→ THE TASK
For each line below that includes the word "label", make a copy.

■ ■ ■

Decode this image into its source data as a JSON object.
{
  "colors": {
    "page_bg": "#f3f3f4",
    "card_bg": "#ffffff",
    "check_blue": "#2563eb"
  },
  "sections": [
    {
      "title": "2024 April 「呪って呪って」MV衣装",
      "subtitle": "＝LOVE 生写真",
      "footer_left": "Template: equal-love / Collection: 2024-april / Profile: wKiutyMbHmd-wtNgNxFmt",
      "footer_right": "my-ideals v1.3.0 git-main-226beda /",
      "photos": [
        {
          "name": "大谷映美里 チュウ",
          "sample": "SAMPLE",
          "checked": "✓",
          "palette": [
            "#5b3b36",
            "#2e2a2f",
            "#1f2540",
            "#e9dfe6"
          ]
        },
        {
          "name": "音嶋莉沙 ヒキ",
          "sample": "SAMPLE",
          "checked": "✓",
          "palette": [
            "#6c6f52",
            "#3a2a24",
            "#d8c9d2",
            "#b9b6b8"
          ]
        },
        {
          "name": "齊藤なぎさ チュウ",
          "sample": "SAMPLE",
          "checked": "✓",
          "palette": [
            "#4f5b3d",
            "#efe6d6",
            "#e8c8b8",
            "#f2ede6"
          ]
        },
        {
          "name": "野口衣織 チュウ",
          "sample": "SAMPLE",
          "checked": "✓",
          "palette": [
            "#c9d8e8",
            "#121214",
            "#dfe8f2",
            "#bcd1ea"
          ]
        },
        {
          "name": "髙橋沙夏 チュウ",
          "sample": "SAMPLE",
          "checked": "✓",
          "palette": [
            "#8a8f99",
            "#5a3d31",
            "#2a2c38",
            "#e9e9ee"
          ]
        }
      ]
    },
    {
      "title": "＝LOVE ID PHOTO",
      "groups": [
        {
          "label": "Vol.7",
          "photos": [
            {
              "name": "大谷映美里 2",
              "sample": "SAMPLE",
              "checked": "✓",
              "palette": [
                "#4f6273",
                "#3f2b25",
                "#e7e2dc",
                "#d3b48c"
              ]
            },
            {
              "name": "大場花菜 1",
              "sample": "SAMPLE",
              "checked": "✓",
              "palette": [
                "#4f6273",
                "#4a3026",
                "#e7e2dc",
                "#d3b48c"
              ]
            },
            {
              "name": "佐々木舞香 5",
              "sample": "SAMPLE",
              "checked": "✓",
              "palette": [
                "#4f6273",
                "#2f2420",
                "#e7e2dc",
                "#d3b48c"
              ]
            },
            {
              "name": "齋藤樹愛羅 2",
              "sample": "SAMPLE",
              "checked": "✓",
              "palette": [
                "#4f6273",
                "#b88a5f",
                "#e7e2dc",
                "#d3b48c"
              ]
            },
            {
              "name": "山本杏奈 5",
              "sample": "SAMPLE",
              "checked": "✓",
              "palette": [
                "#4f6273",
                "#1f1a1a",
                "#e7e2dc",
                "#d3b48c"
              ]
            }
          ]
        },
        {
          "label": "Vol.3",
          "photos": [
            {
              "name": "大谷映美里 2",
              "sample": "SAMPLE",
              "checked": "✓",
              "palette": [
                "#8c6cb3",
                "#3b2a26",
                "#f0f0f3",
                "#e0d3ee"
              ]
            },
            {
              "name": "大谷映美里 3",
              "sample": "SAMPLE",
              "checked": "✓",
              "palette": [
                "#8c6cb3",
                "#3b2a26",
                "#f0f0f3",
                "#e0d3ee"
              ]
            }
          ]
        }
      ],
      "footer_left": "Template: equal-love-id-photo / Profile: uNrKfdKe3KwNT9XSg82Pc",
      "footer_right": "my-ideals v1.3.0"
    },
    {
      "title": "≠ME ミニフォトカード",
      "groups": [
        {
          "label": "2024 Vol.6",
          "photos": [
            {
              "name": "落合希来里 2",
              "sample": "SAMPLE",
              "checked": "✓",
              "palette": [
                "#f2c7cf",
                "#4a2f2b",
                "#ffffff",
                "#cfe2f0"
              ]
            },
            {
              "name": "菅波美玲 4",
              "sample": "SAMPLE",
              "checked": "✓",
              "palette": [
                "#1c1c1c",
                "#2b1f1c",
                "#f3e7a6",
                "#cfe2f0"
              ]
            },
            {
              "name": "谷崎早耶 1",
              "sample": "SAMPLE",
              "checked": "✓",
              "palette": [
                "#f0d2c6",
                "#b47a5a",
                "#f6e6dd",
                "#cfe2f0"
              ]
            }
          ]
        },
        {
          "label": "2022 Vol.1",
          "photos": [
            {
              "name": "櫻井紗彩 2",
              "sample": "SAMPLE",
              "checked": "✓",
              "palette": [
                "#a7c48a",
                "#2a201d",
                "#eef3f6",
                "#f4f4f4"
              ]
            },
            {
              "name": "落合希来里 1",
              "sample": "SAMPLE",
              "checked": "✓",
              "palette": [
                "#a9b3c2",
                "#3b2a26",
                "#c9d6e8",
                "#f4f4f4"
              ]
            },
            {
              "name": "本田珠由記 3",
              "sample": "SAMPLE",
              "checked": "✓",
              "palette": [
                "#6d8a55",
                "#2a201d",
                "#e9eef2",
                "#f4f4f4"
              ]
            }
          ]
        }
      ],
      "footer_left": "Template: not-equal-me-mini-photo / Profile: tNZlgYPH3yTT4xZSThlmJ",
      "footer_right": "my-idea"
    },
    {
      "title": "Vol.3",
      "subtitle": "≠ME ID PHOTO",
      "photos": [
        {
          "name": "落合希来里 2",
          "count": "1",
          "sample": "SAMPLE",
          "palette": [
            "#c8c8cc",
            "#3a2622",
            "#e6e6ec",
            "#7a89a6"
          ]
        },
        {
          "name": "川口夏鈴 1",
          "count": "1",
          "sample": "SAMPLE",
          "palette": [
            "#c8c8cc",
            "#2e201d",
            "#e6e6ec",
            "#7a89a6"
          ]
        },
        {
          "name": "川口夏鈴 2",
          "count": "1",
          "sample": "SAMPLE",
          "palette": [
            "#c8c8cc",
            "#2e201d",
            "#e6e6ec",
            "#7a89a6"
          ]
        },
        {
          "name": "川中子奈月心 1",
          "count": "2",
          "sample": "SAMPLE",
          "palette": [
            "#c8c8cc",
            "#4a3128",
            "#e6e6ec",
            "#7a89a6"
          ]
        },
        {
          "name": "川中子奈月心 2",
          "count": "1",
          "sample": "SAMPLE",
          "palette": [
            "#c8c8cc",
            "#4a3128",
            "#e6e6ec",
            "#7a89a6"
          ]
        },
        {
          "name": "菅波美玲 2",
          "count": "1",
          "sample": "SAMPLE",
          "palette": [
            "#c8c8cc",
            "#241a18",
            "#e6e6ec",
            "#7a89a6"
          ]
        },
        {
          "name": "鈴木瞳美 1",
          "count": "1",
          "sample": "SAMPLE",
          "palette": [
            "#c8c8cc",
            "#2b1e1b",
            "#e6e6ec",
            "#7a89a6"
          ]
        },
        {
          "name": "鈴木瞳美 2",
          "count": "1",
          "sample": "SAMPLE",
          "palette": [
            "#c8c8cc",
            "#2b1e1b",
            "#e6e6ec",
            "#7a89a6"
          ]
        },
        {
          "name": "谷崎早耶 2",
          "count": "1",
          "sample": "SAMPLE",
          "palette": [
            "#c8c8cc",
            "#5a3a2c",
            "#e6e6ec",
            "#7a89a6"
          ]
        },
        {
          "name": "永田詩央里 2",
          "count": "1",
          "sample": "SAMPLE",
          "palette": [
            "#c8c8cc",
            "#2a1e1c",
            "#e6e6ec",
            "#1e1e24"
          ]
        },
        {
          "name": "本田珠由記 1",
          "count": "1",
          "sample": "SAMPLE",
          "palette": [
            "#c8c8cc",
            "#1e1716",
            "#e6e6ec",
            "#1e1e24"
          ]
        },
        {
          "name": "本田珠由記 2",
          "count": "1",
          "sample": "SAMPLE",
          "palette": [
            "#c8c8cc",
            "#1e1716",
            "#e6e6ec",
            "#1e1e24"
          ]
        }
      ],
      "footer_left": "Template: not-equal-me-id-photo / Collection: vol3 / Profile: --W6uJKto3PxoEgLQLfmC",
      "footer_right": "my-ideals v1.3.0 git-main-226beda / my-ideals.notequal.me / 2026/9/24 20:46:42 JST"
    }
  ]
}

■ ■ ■

→ WORKED SOLUTION
          "label": "Vol.7",
          "label": "Vol.3",
          "label": "2024 Vol.6",
          "label": "2022 Vol.1",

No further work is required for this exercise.